Earlier this week, the administration endured another loss when the court handed down its ruling protecting gay, lesbian and transgender employees from being disciplined, fired or turned down for a job based on their sexual orientation.
Trump was less openly critical in the immediate aftermath of that verdict Monday, saying that “we live with the decision of the Supreme Court” and calling it a “very powerful, very powerful decision, actually.”
But the president seemed particularly stung Thursday by the outcome of the DACA case, which saw Chief Justice John Roberts join the court’s Democratic appointees in a 5-4 decision.
Roberts also sided with the court’s liberal justices Monday in the anti-discrimination case — as did Neil Gorsuch, a Trump appointee, who authored the court’s majority opinion.
Trump has routinely touted his presidency’s rapid rate of federal judicial confirmations, including the hard-won installations of Gorsuch and Justice Brett Kavanaugh on the Supreme Court, to shore up support among conservative voters.

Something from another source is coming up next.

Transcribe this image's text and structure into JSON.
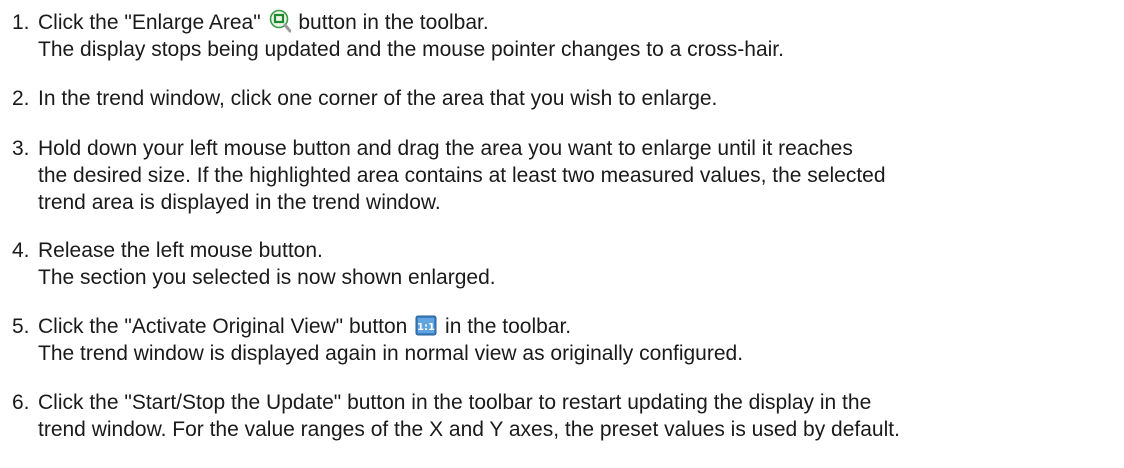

Following this week’s rulings, it remains unclear how the politics of judicial appointees will play out in Trump’s general election campaign, as he seeks to energize his base in the battle for a second term against former Vice President Joe Biden, the presumptive Democratic presidential nominee.